** Required work **
An exact copy of all the data, minus the images, is required.

** Data **

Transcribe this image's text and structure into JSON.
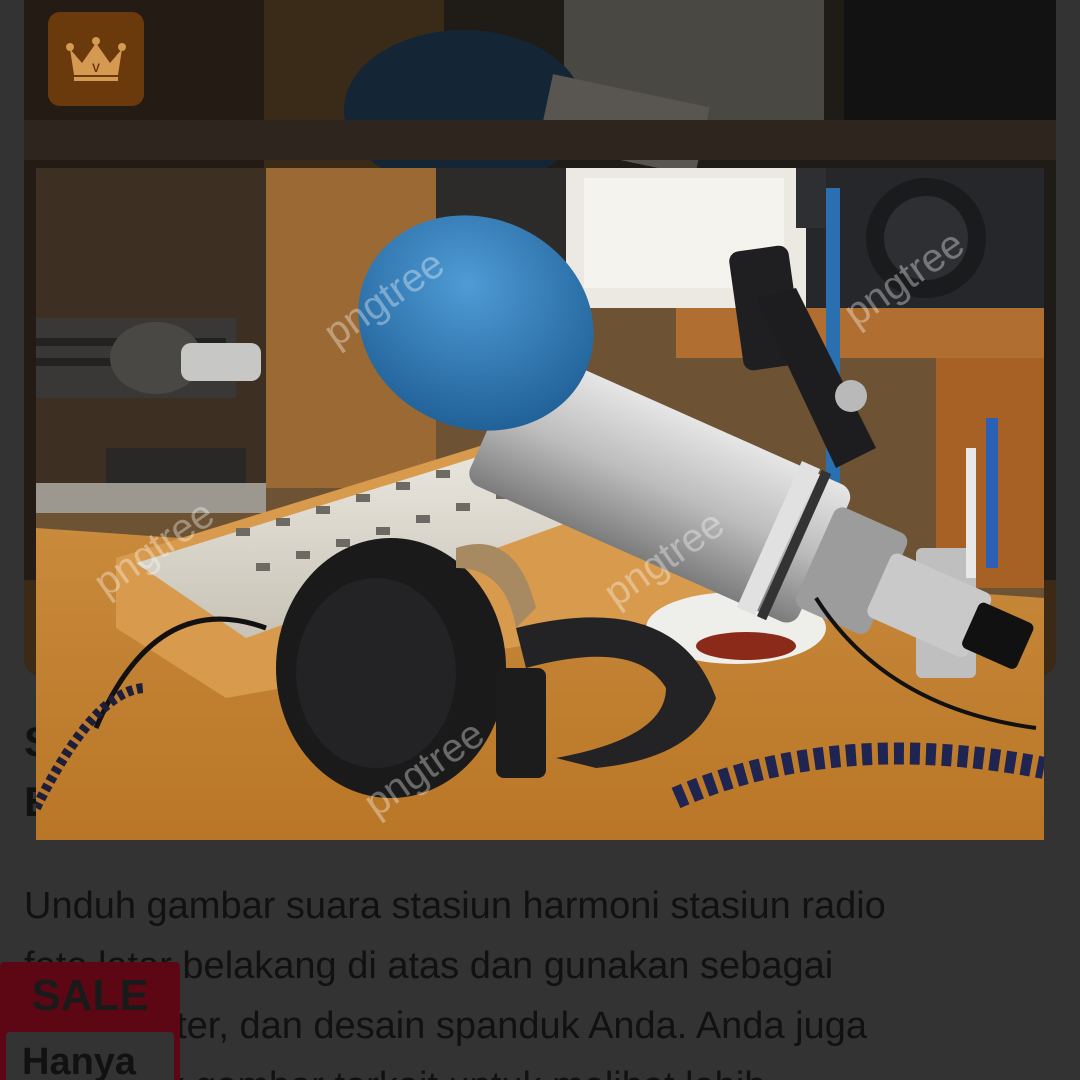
{
  "premium_badge": {
    "icon": "crown-icon",
    "letter": "V",
    "color": "#e0a45a"
  },
  "background_title": {
    "line1": "S",
    "line2": "E"
  },
  "description": {
    "line1": "Unduh gambar suara stasiun harmoni stasiun radio",
    "line2": "foto latar belakang di atas dan gunakan sebagai",
    "line3": "flyer, poster, dan desain spanduk Anda. Anda juga",
    "line4": "dapat klik gambar terkait untuk melihat lebih"
  },
  "sale_badge": {
    "label": "SALE",
    "sub_label": "Hanya",
    "color": "#5e0714"
  },
  "preview": {
    "watermark": "pngtree",
    "subject": "radio studio microphone headphones mixer"
  }
}
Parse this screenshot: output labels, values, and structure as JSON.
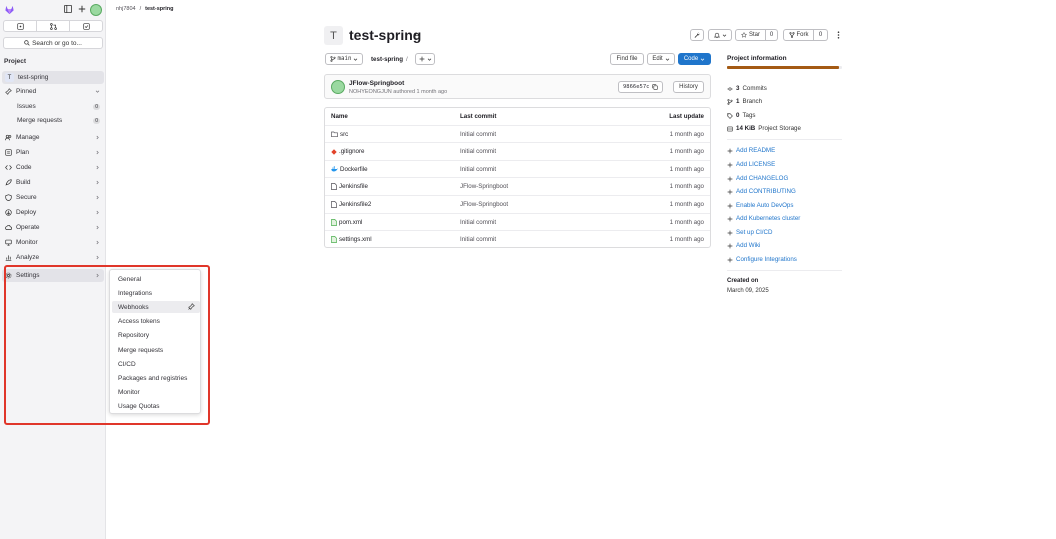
{
  "sidebar": {
    "search_label": "Search or go to...",
    "section_heading": "Project",
    "project_name": "test-spring",
    "project_initial": "T",
    "pinned_label": "Pinned",
    "pinned": [
      {
        "label": "Issues",
        "count": "0"
      },
      {
        "label": "Merge requests",
        "count": "0"
      }
    ],
    "nav": [
      {
        "label": "Manage",
        "icon": "users-icon"
      },
      {
        "label": "Plan",
        "icon": "plan-icon"
      },
      {
        "label": "Code",
        "icon": "code-icon"
      },
      {
        "label": "Build",
        "icon": "rocket-icon"
      },
      {
        "label": "Secure",
        "icon": "shield-icon"
      },
      {
        "label": "Deploy",
        "icon": "deploy-icon"
      },
      {
        "label": "Operate",
        "icon": "cloud-icon"
      },
      {
        "label": "Monitor",
        "icon": "monitor-icon"
      },
      {
        "label": "Analyze",
        "icon": "chart-icon"
      },
      {
        "label": "Settings",
        "icon": "gear-icon"
      }
    ]
  },
  "flyout": {
    "items": [
      "General",
      "Integrations",
      "Webhooks",
      "Access tokens",
      "Repository",
      "Merge requests",
      "CI/CD",
      "Packages and registries",
      "Monitor",
      "Usage Quotas"
    ],
    "hovered": "Webhooks"
  },
  "breadcrumb": {
    "user": "nhj7804",
    "sep": "/",
    "project": "test-spring"
  },
  "project": {
    "initial": "T",
    "title": "test-spring",
    "star_label": "Star",
    "star_count": "0",
    "fork_label": "Fork",
    "fork_count": "0"
  },
  "repo_bar": {
    "branch": "main",
    "path": "test-spring",
    "path_sep": "/",
    "find_file": "Find file",
    "edit": "Edit",
    "code": "Code"
  },
  "commit": {
    "title": "JFlow-Springboot",
    "meta": "NOHYEONGJUN authored 1 month ago",
    "sha": "9866e57c",
    "history": "History"
  },
  "files": {
    "headers": [
      "Name",
      "Last commit",
      "Last update"
    ],
    "rows": [
      {
        "name": "src",
        "type": "folder",
        "commit": "Initial commit",
        "updated": "1 month ago"
      },
      {
        "name": ".gitignore",
        "type": "git",
        "commit": "Initial commit",
        "updated": "1 month ago"
      },
      {
        "name": "Dockerfile",
        "type": "docker",
        "commit": "Initial commit",
        "updated": "1 month ago"
      },
      {
        "name": "Jenkinsfile",
        "type": "file",
        "commit": "JFlow-Springboot",
        "updated": "1 month ago"
      },
      {
        "name": "Jenkinsfile2",
        "type": "file",
        "commit": "JFlow-Springboot",
        "updated": "1 month ago"
      },
      {
        "name": "pom.xml",
        "type": "xml",
        "commit": "Initial commit",
        "updated": "1 month ago"
      },
      {
        "name": "settings.xml",
        "type": "xml",
        "commit": "Initial commit",
        "updated": "1 month ago"
      }
    ]
  },
  "info": {
    "title": "Project information",
    "language_fill": 0.97,
    "commits_n": "3",
    "commits_l": "Commits",
    "branch_n": "1",
    "branch_l": "Branch",
    "tags_n": "0",
    "tags_l": "Tags",
    "storage_n": "14 KiB",
    "storage_l": "Project Storage",
    "links": [
      "Add README",
      "Add LICENSE",
      "Add CHANGELOG",
      "Add CONTRIBUTING",
      "Enable Auto DevOps",
      "Add Kubernetes cluster",
      "Set up CI/CD",
      "Add Wiki",
      "Configure Integrations"
    ],
    "created_label": "Created on",
    "created_value": "March 09, 2025"
  },
  "colors": {
    "accent": "#1f75cb",
    "highlight": "#e0362a",
    "language": "#a45a14"
  }
}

** Solution to this problem **
Transcribe this image's text and structure into JSON.
{
  "premium_badge": {
    "icon": "crown-icon",
    "letter": "V",
    "color": "#e0a45a"
  },
  "background_title": {
    "line1": "S",
    "line2": "E"
  },
  "description": {
    "line1": "Unduh gambar suara stasiun harmoni stasiun radio",
    "line2": "foto latar belakang di atas dan gunakan sebagai",
    "line3": "flyer, poster, dan desain spanduk Anda. Anda juga",
    "line4": "dapat klik gambar terkait untuk melihat lebih"
  },
  "sale_badge": {
    "label": "SALE",
    "sub_label": "Hanya",
    "color": "#5e0714"
  },
  "preview": {
    "watermark": "pngtree",
    "subject": "radio studio microphone headphones mixer"
  }
}
Parse this screenshot: output labels, values, and structure as JSON.
{
  "sidebar": {
    "search_label": "Search or go to...",
    "section_heading": "Project",
    "project_name": "test-spring",
    "project_initial": "T",
    "pinned_label": "Pinned",
    "pinned": [
      {
        "label": "Issues",
        "count": "0"
      },
      {
        "label": "Merge requests",
        "count": "0"
      }
    ],
    "nav": [
      {
        "label": "Manage",
        "icon": "users-icon"
      },
      {
        "label": "Plan",
        "icon": "plan-icon"
      },
      {
        "label": "Code",
        "icon": "code-icon"
      },
      {
        "label": "Build",
        "icon": "rocket-icon"
      },
      {
        "label": "Secure",
        "icon": "shield-icon"
      },
      {
        "label": "Deploy",
        "icon": "deploy-icon"
      },
      {
        "label": "Operate",
        "icon": "cloud-icon"
      },
      {
        "label": "Monitor",
        "icon": "monitor-icon"
      },
      {
        "label": "Analyze",
        "icon": "chart-icon"
      },
      {
        "label": "Settings",
        "icon": "gear-icon"
      }
    ]
  },
  "flyout": {
    "items": [
      "General",
      "Integrations",
      "Webhooks",
      "Access tokens",
      "Repository",
      "Merge requests",
      "CI/CD",
      "Packages and registries",
      "Monitor",
      "Usage Quotas"
    ],
    "hovered": "Webhooks"
  },
  "breadcrumb": {
    "user": "nhj7804",
    "sep": "/",
    "project": "test-spring"
  },
  "project": {
    "initial": "T",
    "title": "test-spring",
    "star_label": "Star",
    "star_count": "0",
    "fork_label": "Fork",
    "fork_count": "0"
  },
  "repo_bar": {
    "branch": "main",
    "path": "test-spring",
    "path_sep": "/",
    "find_file": "Find file",
    "edit": "Edit",
    "code": "Code"
  },
  "commit": {
    "title": "JFlow-Springboot",
    "meta": "NOHYEONGJUN authored 1 month ago",
    "sha": "9866e57c",
    "history": "History"
  },
  "files": {
    "headers": [
      "Name",
      "Last commit",
      "Last update"
    ],
    "rows": [
      {
        "name": "src",
        "type": "folder",
        "commit": "Initial commit",
        "updated": "1 month ago"
      },
      {
        "name": ".gitignore",
        "type": "git",
        "commit": "Initial commit",
        "updated": "1 month ago"
      },
      {
        "name": "Dockerfile",
        "type": "docker",
        "commit": "Initial commit",
        "updated": "1 month ago"
      },
      {
        "name": "Jenkinsfile",
        "type": "file",
        "commit": "JFlow-Springboot",
        "updated": "1 month ago"
      },
      {
        "name": "Jenkinsfile2",
        "type": "file",
        "commit": "JFlow-Springboot",
        "updated": "1 month ago"
      },
      {
        "name": "pom.xml",
        "type": "xml",
        "commit": "Initial commit",
        "updated": "1 month ago"
      },
      {
        "name": "settings.xml",
        "type": "xml",
        "commit": "Initial commit",
        "updated": "1 month ago"
      }
    ]
  },
  "info": {
    "title": "Project information",
    "language_fill": 0.97,
    "commits_n": "3",
    "commits_l": "Commits",
    "branch_n": "1",
    "branch_l": "Branch",
    "tags_n": "0",
    "tags_l": "Tags",
    "storage_n": "14 KiB",
    "storage_l": "Project Storage",
    "links": [
      "Add README",
      "Add LICENSE",
      "Add CHANGELOG",
      "Add CONTRIBUTING",
      "Enable Auto DevOps",
      "Add Kubernetes cluster",
      "Set up CI/CD",
      "Add Wiki",
      "Configure Integrations"
    ],
    "created_label": "Created on",
    "created_value": "March 09, 2025"
  },
  "colors": {
    "accent": "#1f75cb",
    "highlight": "#e0362a",
    "language": "#a45a14"
  }
}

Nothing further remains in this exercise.